Time for an antibiotic now. I just dropped it down the side of the chair, so this might involve grumbling and bad language.


The Epitome of Relaxation

I’ve just been to the doctor, which is not something to be undertaken lightly after my recent experiences. Fortunately I emerged with only mild embarrassment and a prescription for antibiotics and ointment.

I still look forwards to the day when I am allowed to keep my trousers on. This was, unfortunately, not that day.

My reward was a nice quiet sit-down in the pharmacy followed by test of willpower (swallowing a large uncoated pill which I suspect of having veterinary origins).

I then sat down to watch a number of obnoxious people competing to be judged as best value B&B. I can understand why people would want to go on such a programme to boost their business. I can’t, on the other hand, see why anyone would want to go on national TV to reveal themselves as the reincarnation of Lucretia Borgia.

Juli just returned from the hairdresser looking gorgeous. She has just changed because her last one, where she’d been going for 10 years, rang her to say they had closed down. Fortunately a new one has just opened round the corner, and it seems to be good. They will even shave my head for £6, which isn’t bad when you consider the contortions and safety aspects of doing it myself.

She just cooked beans on toast, with a garnish of sausage and bacon, plus a few mushrooms and some bubble and squeak (you have to remember the veg!).

Now I’m watching The Saint. it’s in colour and features Yootha Joyce and Tony Booth as Russian agents.

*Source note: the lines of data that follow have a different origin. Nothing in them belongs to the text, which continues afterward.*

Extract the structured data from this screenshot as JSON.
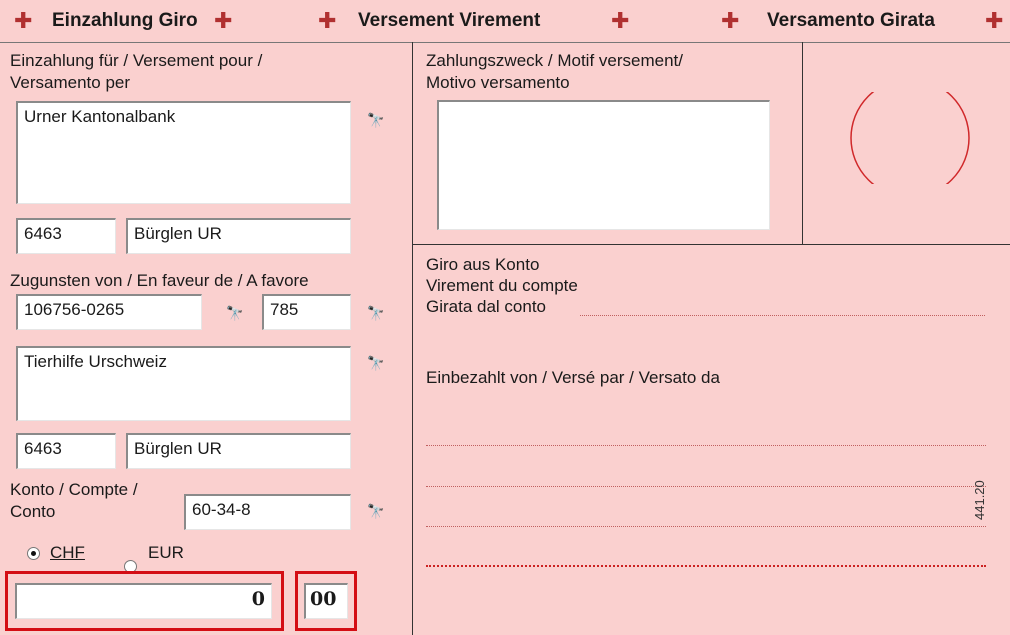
{
  "header": {
    "title_de": "Einzahlung Giro",
    "title_fr": "Versement Virement",
    "title_it": "Versamento Girata",
    "cross_icon": "swiss-cross-icon"
  },
  "left": {
    "bank_label_line1": "Einzahlung für / Versement pour /",
    "bank_label_line2": "Versamento per",
    "bank_name": "Urner Kantonalbank",
    "bank_zip": "6463",
    "bank_city": "Bürglen UR",
    "favour_label": "Zugunsten von / En faveur de / A favore",
    "account_number": "106756-0265",
    "account_suffix": "785",
    "beneficiary_name": "Tierhilfe Urschweiz",
    "beneficiary_zip": "6463",
    "beneficiary_city": "Bürglen UR",
    "konto_label_line1": "Konto / Compte /",
    "konto_label_line2": "Conto",
    "konto_value": "60-34-8",
    "currency_chf": "CHF",
    "currency_eur": "EUR",
    "currency_selected": "CHF",
    "amount_francs": "0",
    "amount_cents": "00",
    "lookup_icon": "binoculars-icon"
  },
  "right": {
    "purpose_label_line1": "Zahlungszweck / Motif versement/",
    "purpose_label_line2": "Motivo versamento",
    "purpose_value": "",
    "giro_label_line1": "Giro aus Konto",
    "giro_label_line2": "Virement du compte",
    "giro_label_line3": "Girata dal conto",
    "payer_label": "Einbezahlt von / Versé par / Versato da",
    "form_code": "441.20"
  },
  "colors": {
    "background": "#fad0cf",
    "stamp_circle": "#d0282a",
    "amount_border": "#d40d14"
  }
}
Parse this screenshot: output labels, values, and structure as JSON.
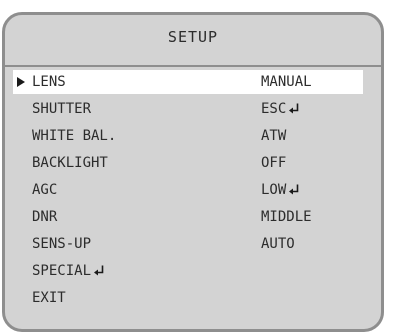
{
  "title": "SETUP",
  "menu": {
    "items": [
      {
        "label": "LENS",
        "value": "MANUAL",
        "selected": true,
        "label_has_enter": false,
        "value_has_enter": false
      },
      {
        "label": "SHUTTER",
        "value": "ESC",
        "selected": false,
        "label_has_enter": false,
        "value_has_enter": true
      },
      {
        "label": "WHITE BAL.",
        "value": "ATW",
        "selected": false,
        "label_has_enter": false,
        "value_has_enter": false
      },
      {
        "label": "BACKLIGHT",
        "value": "OFF",
        "selected": false,
        "label_has_enter": false,
        "value_has_enter": false
      },
      {
        "label": "AGC",
        "value": "LOW",
        "selected": false,
        "label_has_enter": false,
        "value_has_enter": true
      },
      {
        "label": "DNR",
        "value": "MIDDLE",
        "selected": false,
        "label_has_enter": false,
        "value_has_enter": false
      },
      {
        "label": "SENS-UP",
        "value": "AUTO",
        "selected": false,
        "label_has_enter": false,
        "value_has_enter": false
      },
      {
        "label": "SPECIAL",
        "value": "",
        "selected": false,
        "label_has_enter": true,
        "value_has_enter": false
      },
      {
        "label": "EXIT",
        "value": "",
        "selected": false,
        "label_has_enter": false,
        "value_has_enter": false
      }
    ]
  },
  "icons": {
    "selection": "pointer-triangle-icon",
    "submenu": "enter-return-icon"
  },
  "colors": {
    "panel_background": "#d3d3d3",
    "panel_border": "#8e8e8e",
    "selected_row": "#ffffff",
    "text": "#2c2c2c"
  }
}
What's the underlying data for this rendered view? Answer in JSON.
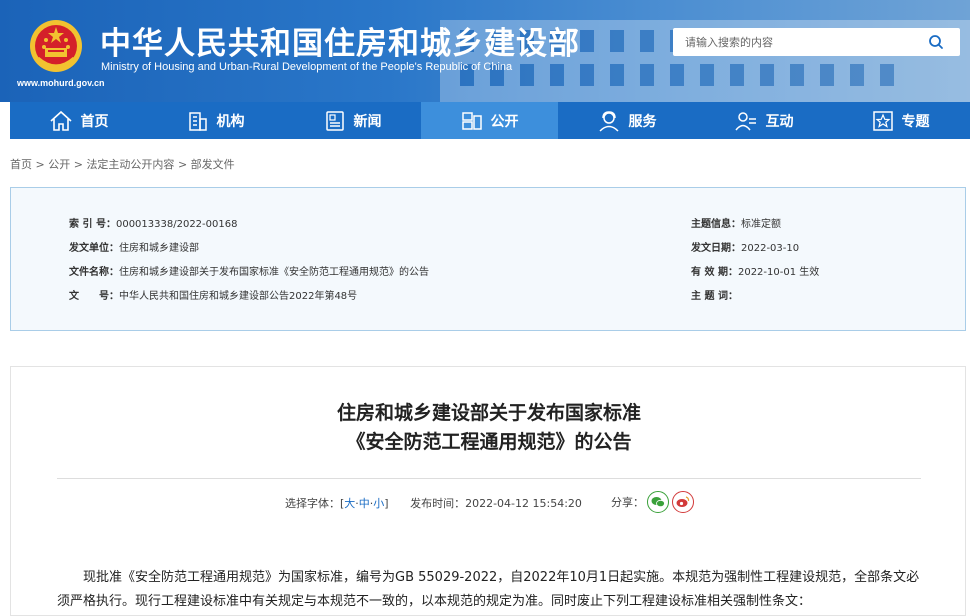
{
  "header": {
    "site_title": "中华人民共和国住房和城乡建设部",
    "site_subtitle": "Ministry of Housing and Urban-Rural Development of the People's Republic of China",
    "site_url": "www.mohurd.gov.cn",
    "search_placeholder": "请输入搜索的内容"
  },
  "nav": [
    {
      "label": "首页",
      "icon": "home-icon"
    },
    {
      "label": "机构",
      "icon": "building-icon"
    },
    {
      "label": "新闻",
      "icon": "news-icon"
    },
    {
      "label": "公开",
      "icon": "disclosure-icon"
    },
    {
      "label": "服务",
      "icon": "service-icon"
    },
    {
      "label": "互动",
      "icon": "interact-icon"
    },
    {
      "label": "专题",
      "icon": "star-icon"
    }
  ],
  "breadcrumb": [
    "首页",
    "公开",
    "法定主动公开内容",
    "部发文件"
  ],
  "breadcrumb_sep": ">",
  "meta": {
    "index_label": "索 引 号：",
    "index_value": "000013338/2022-00168",
    "issuer_label": "发文单位：",
    "issuer_value": "住房和城乡建设部",
    "filename_label": "文件名称：",
    "filename_value": "住房和城乡建设部关于发布国家标准《安全防范工程通用规范》的公告",
    "docno_label": "文　　号：",
    "docno_value": "中华人民共和国住房和城乡建设部公告2022年第48号",
    "topic_label": "主题信息：",
    "topic_value": "标准定额",
    "date_label": "发文日期：",
    "date_value": "2022-03-10",
    "validity_label": "有 效 期：",
    "validity_value": "2022-10-01 生效",
    "subject_label": "主 题 词：",
    "subject_value": ""
  },
  "article": {
    "title_line1": "住房和城乡建设部关于发布国家标准",
    "title_line2": "《安全防范工程通用规范》的公告",
    "font_label": "选择字体：[",
    "font_large": "大",
    "font_medium": "中",
    "font_small": "小",
    "font_sep": "·",
    "font_close": "]",
    "publish_label": "发布时间：",
    "publish_time": "2022-04-12 15:54:20",
    "share_label": "分享：",
    "body": "现批准《安全防范工程通用规范》为国家标准，编号为GB 55029-2022，自2022年10月1日起实施。本规范为强制性工程建设规范，全部条文必须严格执行。现行工程建设标准中有关规定与本规范不一致的，以本规范的规定为准。同时废止下列工程建设标准相关强制性条文："
  },
  "colors": {
    "nav_bg": "#1a6cc4",
    "nav_active": "#3d8fdc",
    "meta_bg": "#f4f9fd",
    "meta_border": "#a9cde8"
  }
}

Soon it will be time to read a bit more, shout at some idiot quiz contestants and drink more tea.

Wife, tea, TV.

Does it get any better than this?